The National Women’s March that took over the downtown square in Ocala last Saturday was both a call for women’s empowerment and a vigil honoring one of the greatest women’s rights advocates of the time, organizers say.

More than 150 women – and a sprinkling of men – descended on the square to honor Ginsburg’s legacy and to encourage young women, in particular, to continue the fights the late Supreme Court Justice Ruth Bader Ginsburg started for economic, social and political equality.

“I hope it accomplished more women’s empowerment,” said Francine Julius Edwards, a community activist and regional chair of the Democratic Women’s Club of Florida. “We hope young women will be empowered to be aware that politics starts at home, and that they should be aware of who they’re voting for at the polls and what those people stand for.”

Edwards has a special fondness for the late Supreme Court justice. She recounted how her mother, a Navy wife, wasn’t allowed to have credit in her name, so when the family car died, and Edwards’ father was serving overseas, her mother wasn’t able to go buy a new vehicle.

Ginsburg, through her work in the private sector and alongside the ACLU, helped eliminate many of those barriers.

“When the justice passed, my mother doesn’t cry very often, or at all, but she was quite upset,” Edwards said.

Saturday’s gathering featured an array of speakers from different walks of life, including college students and seasoned political and legal experts.

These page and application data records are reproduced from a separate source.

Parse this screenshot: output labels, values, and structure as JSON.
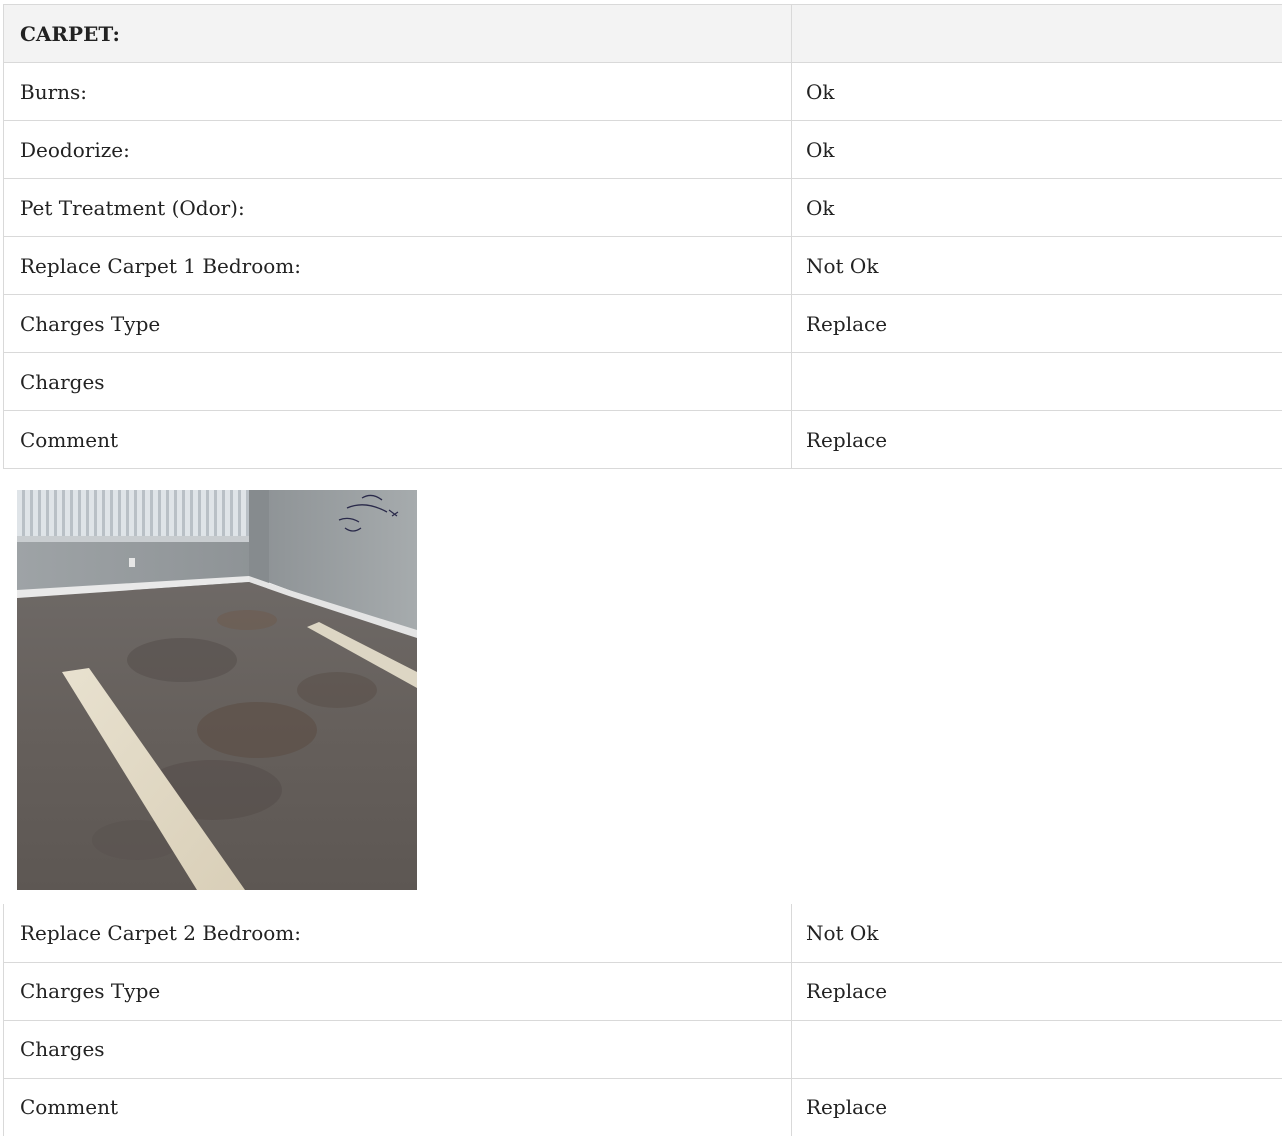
{
  "section_header": {
    "label": "CARPET:",
    "value": ""
  },
  "rows_top": [
    {
      "label": "Burns:",
      "value": "Ok"
    },
    {
      "label": "Deodorize:",
      "value": "Ok"
    },
    {
      "label": "Pet Treatment (Odor):",
      "value": "Ok"
    },
    {
      "label": "Replace Carpet 1 Bedroom:",
      "value": "Not Ok"
    },
    {
      "label": "Charges Type",
      "value": "Replace"
    },
    {
      "label": "Charges",
      "value": ""
    },
    {
      "label": "Comment",
      "value": "Replace"
    }
  ],
  "rows_bottom": [
    {
      "label": "Replace Carpet 2 Bedroom:",
      "value": "Not Ok"
    },
    {
      "label": "Charges Type",
      "value": "Replace"
    },
    {
      "label": "Charges",
      "value": ""
    },
    {
      "label": "Comment",
      "value": "Replace"
    }
  ]
}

And while it was ostensibly nonpartisan, the march nonetheless drew a sizable cadre of Democrats in support of Joe Biden for president.